== Segment start ==
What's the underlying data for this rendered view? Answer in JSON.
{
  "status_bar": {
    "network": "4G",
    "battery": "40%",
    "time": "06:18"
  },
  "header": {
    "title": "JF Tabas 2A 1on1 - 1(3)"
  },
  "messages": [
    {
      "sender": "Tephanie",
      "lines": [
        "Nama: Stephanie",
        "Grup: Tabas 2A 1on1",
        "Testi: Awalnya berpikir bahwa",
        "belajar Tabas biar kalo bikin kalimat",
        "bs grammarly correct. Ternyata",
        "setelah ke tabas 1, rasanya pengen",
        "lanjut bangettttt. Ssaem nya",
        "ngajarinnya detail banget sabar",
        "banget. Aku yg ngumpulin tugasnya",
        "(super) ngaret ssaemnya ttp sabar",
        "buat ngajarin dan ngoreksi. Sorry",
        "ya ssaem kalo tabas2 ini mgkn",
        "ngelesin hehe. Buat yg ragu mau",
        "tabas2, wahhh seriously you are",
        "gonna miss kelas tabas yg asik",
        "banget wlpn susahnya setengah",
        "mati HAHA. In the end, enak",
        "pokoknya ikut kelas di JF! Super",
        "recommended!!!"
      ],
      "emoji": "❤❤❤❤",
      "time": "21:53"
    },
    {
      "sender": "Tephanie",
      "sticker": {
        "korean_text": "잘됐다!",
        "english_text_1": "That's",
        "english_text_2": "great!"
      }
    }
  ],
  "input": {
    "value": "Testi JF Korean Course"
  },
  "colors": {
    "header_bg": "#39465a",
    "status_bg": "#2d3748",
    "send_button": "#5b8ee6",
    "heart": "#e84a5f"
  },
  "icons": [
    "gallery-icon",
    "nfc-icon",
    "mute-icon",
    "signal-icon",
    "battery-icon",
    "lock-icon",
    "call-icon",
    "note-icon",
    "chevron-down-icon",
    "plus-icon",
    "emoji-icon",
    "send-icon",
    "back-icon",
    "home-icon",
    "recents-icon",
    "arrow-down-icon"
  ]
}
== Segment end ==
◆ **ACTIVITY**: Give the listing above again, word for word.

◆ **WRITTEN RESPONSE**:
What's the underlying data for this rendered view? Answer in JSON.
{
  "status_bar": {
    "network": "4G",
    "battery": "40%",
    "time": "06:18"
  },
  "header": {
    "title": "JF Tabas 2A 1on1 - 1(3)"
  },
  "messages": [
    {
      "sender": "Tephanie",
      "lines": [
        "Nama: Stephanie",
        "Grup: Tabas 2A 1on1",
        "Testi: Awalnya berpikir bahwa",
        "belajar Tabas biar kalo bikin kalimat",
        "bs grammarly correct. Ternyata",
        "setelah ke tabas 1, rasanya pengen",
        "lanjut bangettttt. Ssaem nya",
        "ngajarinnya detail banget sabar",
        "banget. Aku yg ngumpulin tugasnya",
        "(super) ngaret ssaemnya ttp sabar",
        "buat ngajarin dan ngoreksi. Sorry",
        "ya ssaem kalo tabas2 ini mgkn",
        "ngelesin hehe. Buat yg ragu mau",
        "tabas2, wahhh seriously you are",
        "gonna miss kelas tabas yg asik",
        "banget wlpn susahnya setengah",
        "mati HAHA. In the end, enak",
        "pokoknya ikut kelas di JF! Super",
        "recommended!!!"
      ],
      "emoji": "❤❤❤❤",
      "time": "21:53"
    },
    {
      "sender": "Tephanie",
      "sticker": {
        "korean_text": "잘됐다!",
        "english_text_1": "That's",
        "english_text_2": "great!"
      }
    }
  ],
  "input": {
    "value": "Testi JF Korean Course"
  },
  "colors": {
    "header_bg": "#39465a",
    "status_bg": "#2d3748",
    "send_button": "#5b8ee6",
    "heart": "#e84a5f"
  },
  "icons": [
    "gallery-icon",
    "nfc-icon",
    "mute-icon",
    "signal-icon",
    "battery-icon",
    "lock-icon",
    "call-icon",
    "note-icon",
    "chevron-down-icon",
    "plus-icon",
    "emoji-icon",
    "send-icon",
    "back-icon",
    "home-icon",
    "recents-icon",
    "arrow-down-icon"
  ]
}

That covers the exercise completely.